The change I made introduced some replacement IDs for certain clubs, a function that checks whether it is a replacement ID, and a function that translates the ID into the real club ID. Replacement IDs were inside of a certain range (had the same prefix).

The check was just a basic bitwise AND operation, on a predefined mask. For the sake of the example, we'll call the function is_fake_id(id).

Translation was done by reading a static table which mapped translated ids into replacement ids. Example name: get_real_id(id).

The usage was to get data for a club, based on club ID in match, which could be a fake ID. The code was:

IF ("public"."is_fake_id"(home_club_id)) THEN
SELECT INTO home_club * FROM "club"
WHERE club.id = "public"."get_real_id"(home_club_id);
ELSE
SELECT INTO home_club * FROM "club" where club.id = home_club_id;
END IF;


It seemed nice and easy, just check the club's ID and get it. It was also the only change in the already existing function (mind you, it was also executed for away club). Then we were doing regression on a test server, and found out that the fetching of matches was taking a lot of time. We've tried to find the problem, checked logs, checked code, and the lowest level for debugging was checking this SQL function. And, the problem lied there. For regular matches, not containing fake ids, function executes at 10-30ms per match, but for matches containing a fake id, it took over a second. So, we analysed the query plan for the select with get_real_id function call, and it yielded a sequential scan (for the people unfamiliar to SQL, it goes through the entire table and checks each row instead of using an index structure). We haven't had a real idea why, until we realized that VOLATILE keyword in function definition actually has a purpose and it is a directive to the query planner whether it can be called only once per query.

So, other than the VOLATILE option, which causes the query to execute it for each row, there are two more options:
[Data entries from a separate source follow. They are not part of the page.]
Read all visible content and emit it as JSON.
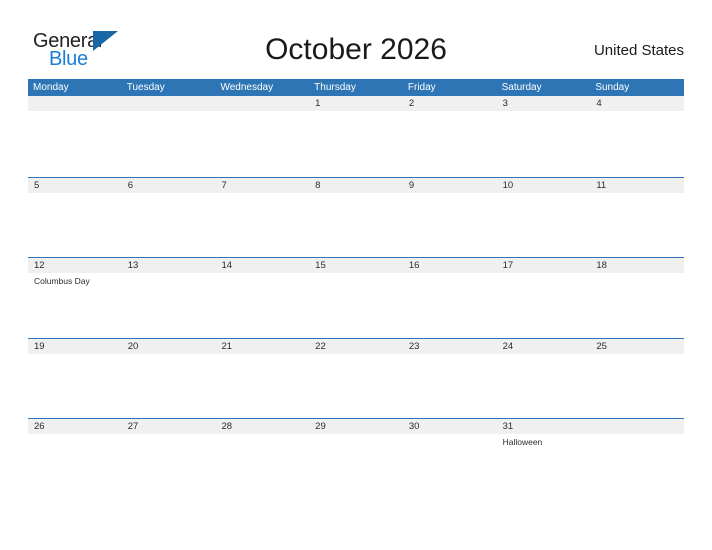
{
  "brand": {
    "name_part1": "General",
    "name_part2": "Blue",
    "flag_icon": "blue-triangle-flag"
  },
  "header": {
    "title": "October 2026",
    "country": "United States"
  },
  "calendar": {
    "weekdays": [
      "Monday",
      "Tuesday",
      "Wednesday",
      "Thursday",
      "Friday",
      "Saturday",
      "Sunday"
    ],
    "colors": {
      "header_blue": "#2e75b6",
      "band_gray": "#f0f0f0",
      "brand_blue": "#1a7fd4",
      "text": "#2b2b2b"
    },
    "weeks": [
      [
        {
          "day": "",
          "events": []
        },
        {
          "day": "",
          "events": []
        },
        {
          "day": "",
          "events": []
        },
        {
          "day": "1",
          "events": []
        },
        {
          "day": "2",
          "events": []
        },
        {
          "day": "3",
          "events": []
        },
        {
          "day": "4",
          "events": []
        }
      ],
      [
        {
          "day": "5",
          "events": []
        },
        {
          "day": "6",
          "events": []
        },
        {
          "day": "7",
          "events": []
        },
        {
          "day": "8",
          "events": []
        },
        {
          "day": "9",
          "events": []
        },
        {
          "day": "10",
          "events": []
        },
        {
          "day": "11",
          "events": []
        }
      ],
      [
        {
          "day": "12",
          "events": [
            "Columbus Day"
          ]
        },
        {
          "day": "13",
          "events": []
        },
        {
          "day": "14",
          "events": []
        },
        {
          "day": "15",
          "events": []
        },
        {
          "day": "16",
          "events": []
        },
        {
          "day": "17",
          "events": []
        },
        {
          "day": "18",
          "events": []
        }
      ],
      [
        {
          "day": "19",
          "events": []
        },
        {
          "day": "20",
          "events": []
        },
        {
          "day": "21",
          "events": []
        },
        {
          "day": "22",
          "events": []
        },
        {
          "day": "23",
          "events": []
        },
        {
          "day": "24",
          "events": []
        },
        {
          "day": "25",
          "events": []
        }
      ],
      [
        {
          "day": "26",
          "events": []
        },
        {
          "day": "27",
          "events": []
        },
        {
          "day": "28",
          "events": []
        },
        {
          "day": "29",
          "events": []
        },
        {
          "day": "30",
          "events": []
        },
        {
          "day": "31",
          "events": [
            "Halloween"
          ]
        },
        {
          "day": "",
          "events": []
        }
      ]
    ]
  }
}
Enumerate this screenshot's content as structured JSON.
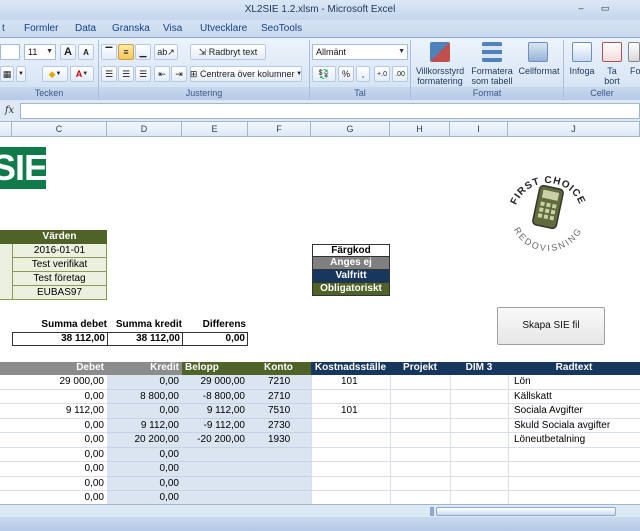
{
  "window": {
    "title": "XL2SIE 1.2.xlsm  -  Microsoft Excel",
    "min_label": "–",
    "max_label": "▭"
  },
  "tabs": [
    "t",
    "Formler",
    "Data",
    "Granska",
    "Visa",
    "Utvecklare",
    "SeoTools"
  ],
  "ribbon": {
    "font_size": "11",
    "grow_font": "A",
    "shrink_font": "A",
    "wrap_text": "Radbryt text",
    "merge_center": "Centrera över kolumner",
    "number_format": "Allmänt",
    "percent": "%",
    "thousands": ",",
    "conditional": "Villkorsstyrd formatering",
    "format_table": "Formatera som tabell",
    "cell_styles": "Cellformat",
    "insert": "Infoga",
    "delete": "Ta bort",
    "format_short": "Fo",
    "groups": {
      "font": "Tecken",
      "alignment": "Justering",
      "number": "Tal",
      "styles": "Format",
      "cells": "Celler"
    }
  },
  "formula_bar": {
    "fx": "fx"
  },
  "columns": [
    "",
    "C",
    "D",
    "E",
    "F",
    "G",
    "H",
    "I",
    "J"
  ],
  "logo": {
    "text": "SIE"
  },
  "stamp": {
    "top": "FIRST CHOICE",
    "bottom": "REDOVISNING"
  },
  "values": {
    "header": "Värden",
    "items": [
      "2016-01-01",
      "Test verifikat",
      "Test företag",
      "EUBAS97"
    ]
  },
  "legend": {
    "title": "Färgkod",
    "items": [
      {
        "label": "Anges ej",
        "bg": "#808080",
        "color": "#ffffff"
      },
      {
        "label": "Valfritt",
        "bg": "#17375e",
        "color": "#ffffff"
      },
      {
        "label": "Obligatoriskt",
        "bg": "#4f6228",
        "color": "#ffffff"
      }
    ]
  },
  "sums": {
    "debet_label": "Summa debet",
    "kredit_label": "Summa kredit",
    "diff_label": "Differens",
    "debet": "38 112,00",
    "kredit": "38 112,00",
    "diff": "0,00"
  },
  "button": {
    "label": "Skapa SIE fil"
  },
  "table": {
    "headers": {
      "debet": "Debet",
      "kredit": "Kredit",
      "belopp": "Belopp",
      "konto": "Konto",
      "kostnad": "Kostnadsställe",
      "projekt": "Projekt",
      "dim3": "DIM 3",
      "radtext": "Radtext"
    },
    "rows": [
      {
        "debet": "29 000,00",
        "kredit": "0,00",
        "belopp": "29 000,00",
        "konto": "7210",
        "kostnad": "101",
        "radtext": "Lön"
      },
      {
        "debet": "0,00",
        "kredit": "8 800,00",
        "belopp": "-8 800,00",
        "konto": "2710",
        "kostnad": "",
        "radtext": "Källskatt"
      },
      {
        "debet": "9 112,00",
        "kredit": "0,00",
        "belopp": "9 112,00",
        "konto": "7510",
        "kostnad": "101",
        "radtext": "Sociala Avgifter"
      },
      {
        "debet": "0,00",
        "kredit": "9 112,00",
        "belopp": "-9 112,00",
        "konto": "2730",
        "kostnad": "",
        "radtext": "Skuld Sociala avgifter"
      },
      {
        "debet": "0,00",
        "kredit": "20 200,00",
        "belopp": "-20 200,00",
        "konto": "1930",
        "kostnad": "",
        "radtext": "Löneutbetalning"
      },
      {
        "debet": "0,00",
        "kredit": "0,00",
        "belopp": "",
        "konto": "",
        "kostnad": "",
        "radtext": ""
      },
      {
        "debet": "0,00",
        "kredit": "0,00",
        "belopp": "",
        "konto": "",
        "kostnad": "",
        "radtext": ""
      },
      {
        "debet": "0,00",
        "kredit": "0,00",
        "belopp": "",
        "konto": "",
        "kostnad": "",
        "radtext": ""
      },
      {
        "debet": "0,00",
        "kredit": "0,00",
        "belopp": "",
        "konto": "",
        "kostnad": "",
        "radtext": ""
      }
    ]
  },
  "colors": {
    "grey_header": "#8c8c8c",
    "green_header": "#4f6228",
    "navy_header": "#17375e",
    "selected_cell_fill": "#dbe5f1"
  }
}
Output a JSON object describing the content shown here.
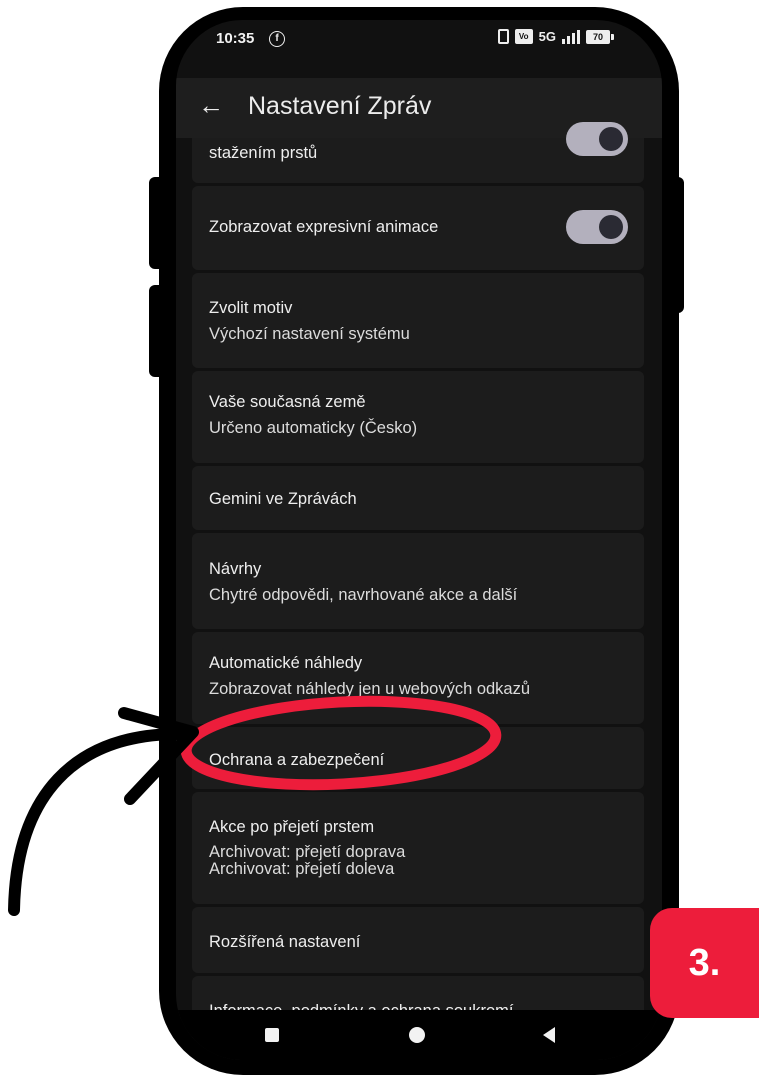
{
  "status_bar": {
    "time": "10:35",
    "network": "5G",
    "battery": "70"
  },
  "header": {
    "title": "Nastavení Zpráv"
  },
  "settings": [
    {
      "title": "stažením prstů",
      "subtitle": "",
      "toggle": true
    },
    {
      "title": "Zobrazovat expresivní animace",
      "subtitle": "",
      "toggle": true
    },
    {
      "title": "Zvolit motiv",
      "subtitle": "Výchozí nastavení systému"
    },
    {
      "title": "Vaše současná země",
      "subtitle": "Určeno automaticky (Česko)"
    },
    {
      "title": "Gemini ve Zprávách",
      "subtitle": ""
    },
    {
      "title": "Návrhy",
      "subtitle": "Chytré odpovědi, navrhované akce a další"
    },
    {
      "title": "Automatické náhledy",
      "subtitle": "Zobrazovat náhledy jen u webových odkazů"
    },
    {
      "title": "Ochrana a zabezpečení",
      "subtitle": ""
    },
    {
      "title": "Akce po přejetí prstem",
      "subtitle": "Archivovat: přejetí doprava",
      "subtitle2": "Archivovat: přejetí doleva"
    },
    {
      "title": "Rozšířená nastavení",
      "subtitle": ""
    },
    {
      "title": "Informace, podmínky a ochrana soukromí",
      "subtitle": ""
    }
  ],
  "annotation": {
    "step_label": "3.",
    "highlight_color": "#ed1d3b",
    "arrow_color": "#000000"
  },
  "colors": {
    "background": "#111111",
    "row": "#1c1c1c",
    "toggle_track": "#b3b0bd",
    "badge": "#ed1d3b"
  }
}
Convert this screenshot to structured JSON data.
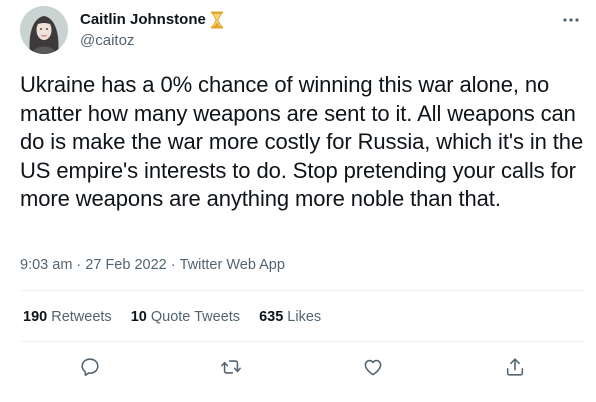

• STABLE indicates that the function cannot modify the database, and that within a single table scan it will consistently return the same result for the same argument values. In other words, it's a perfect match for our is_fake_id function.
• IMMUTABLE indicates that the function cannot modify the database and always returns the same result when given the same argument values. It also says that it doesn't do database look ups. But, we figured that we can ignore that one, since our table was stable, so we used it for our get_real_id function.

By doing that, we made the function's performance good again.